The 3.2-megapixel camera with digital zoom is a fairly basic affair, but it does just about does the job. Along with the conventional single shot mode, a smile shot function will automatically take a snap when it detects your subject smiling, while a panorama mode can be used to stich several shots together into one long image. There's no built-in flash, but there are several shooting modes, such as Sunset, Fireworks and Sports, which do a little to help image image quality in tricking shooting conditions. You can also set the white balance manually, or just leave it in auto mode. Unfortunately, there are none of the special effects that we're increasingly getting used to seeing on cameras and smartphones, so you won't be able to take your snaps in black and white or add any fancy colour filters. For remote shots, you can use the timer function, choosing between 2, 5 and 10 second delays.
Despite the relatively low megapixel count, the camera did pretty well on outdoor pictures, even during a rain shower with overcast skies, but the resulting images weren't the sharpest we've seen from a phone. That said, they were certainly good enough for uploading to Facebook or showing to pals, even if the quality isn't good enough to make it into the family album. The panorama mode was surpisingly good, stitching the pictures together seamlessly for a great panoramic shot.
The video recording is even more basic that the photo offering. Quality certainly isn't the primary concern and you won't find any high-def credentials here. Video capture is limited to a rather lame 320 x 240 resolution (at 15fps) or you can opt for 176 x 144 if you want to get more footage on the memory.

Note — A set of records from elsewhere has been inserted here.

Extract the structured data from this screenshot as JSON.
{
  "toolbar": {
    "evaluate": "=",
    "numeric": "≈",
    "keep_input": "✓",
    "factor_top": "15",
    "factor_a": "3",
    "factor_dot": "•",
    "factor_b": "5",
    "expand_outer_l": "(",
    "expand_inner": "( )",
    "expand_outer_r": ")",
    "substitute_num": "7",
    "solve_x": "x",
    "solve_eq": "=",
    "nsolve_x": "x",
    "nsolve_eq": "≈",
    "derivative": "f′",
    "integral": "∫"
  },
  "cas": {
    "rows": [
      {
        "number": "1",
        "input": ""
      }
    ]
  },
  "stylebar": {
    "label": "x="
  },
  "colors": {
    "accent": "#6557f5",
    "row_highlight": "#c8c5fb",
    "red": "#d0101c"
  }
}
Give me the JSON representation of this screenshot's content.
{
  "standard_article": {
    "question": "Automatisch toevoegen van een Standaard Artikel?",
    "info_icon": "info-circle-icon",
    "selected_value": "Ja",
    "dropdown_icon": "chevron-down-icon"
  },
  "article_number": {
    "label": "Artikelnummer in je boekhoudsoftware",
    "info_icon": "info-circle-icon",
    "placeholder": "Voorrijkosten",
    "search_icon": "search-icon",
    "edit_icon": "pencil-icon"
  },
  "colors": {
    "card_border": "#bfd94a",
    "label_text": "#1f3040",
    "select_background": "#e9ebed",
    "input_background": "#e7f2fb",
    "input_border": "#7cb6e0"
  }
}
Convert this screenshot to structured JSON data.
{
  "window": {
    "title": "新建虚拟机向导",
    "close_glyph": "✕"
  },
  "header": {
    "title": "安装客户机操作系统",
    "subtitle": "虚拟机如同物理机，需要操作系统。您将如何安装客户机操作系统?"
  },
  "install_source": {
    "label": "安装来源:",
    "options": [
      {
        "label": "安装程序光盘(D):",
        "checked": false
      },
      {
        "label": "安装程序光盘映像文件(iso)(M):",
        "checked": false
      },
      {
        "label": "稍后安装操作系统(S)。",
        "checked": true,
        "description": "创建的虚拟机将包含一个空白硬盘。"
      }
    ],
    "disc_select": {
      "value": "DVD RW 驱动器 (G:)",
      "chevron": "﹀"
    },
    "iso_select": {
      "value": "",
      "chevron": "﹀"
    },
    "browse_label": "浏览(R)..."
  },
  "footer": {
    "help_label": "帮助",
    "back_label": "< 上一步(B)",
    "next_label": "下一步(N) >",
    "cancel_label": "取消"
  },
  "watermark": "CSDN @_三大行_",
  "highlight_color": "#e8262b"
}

You can transfer your tunes across to the built-in music player using a microSD card, or with a Samsung charger/USB cable with the Tocco Icon supporting MP3, AAC, and WMA audio file formats. Once on the phone, tunes can be selected by artist, album, genre or playlist and the best bit is that the music player buttons are accessible on the home screen, even when it's locked, saving you the job of having to unlock the screen in order to change tracks.
As you'd expect, the on-board speaker is fairly rudimentary but it does a perfectly good job of playing back music as well as turning the handset into a speakerphone. Likewise, the audio quality is pretty good when listening through a pair of headphones. The phone also sports an FM radio and unlike some devices, the tuner is located in the phone itself, rather than in the supplied earphones. This means that you're free to swap to a different pair of headphones for radio listening if you choose or you can listen through the speaker.
You'll also find a few other features on board the phone including a stopwatch, calculator, voice recorder and dictionary, along with Google Maps which is somewhat strangely located within the games folder.
The Tocco Lite does reasonably well when it comes to power, with its 1000mAh battery offering up to 780 minutes of talk time and up to 1000 hours on standby, according to Samsung. We found that the battery lasted pretty well, even while we were tinkering with all the on-board features for hours on end.
Being a non-smartphone certainly has its advantages when it comes to price - the Tocco Icon is available from around £10 on a monthly contract and just under £50 on a PAYG, while you can pick one up SIM free for around £55.
Overall, the Samsung Tocco Icon isn't a massive step up from the Tocco Lite, but the inclusion of a capacitive touchscreen is certainly a compelling reason to buy if you liked the original phone. The compact chassis, slick design and ease of use also add to the package, while the features such as the straightforward audio player and the sneaky fake call function may appeal to some.
While the screen is large, the resolution isn't great and that combined with the fact that there's no 3G connectivity means that web browsing isn't brilliant, although it is just about usable. Likewise, the social networking offering is very basic. What you really miss out on, however, is all the fun that you'd get opting for an entry-level Android phone with much more potential.
If your budget is tight, then the Samsung Tocco Icon offers you a reasonable touchscreen experience for your cash.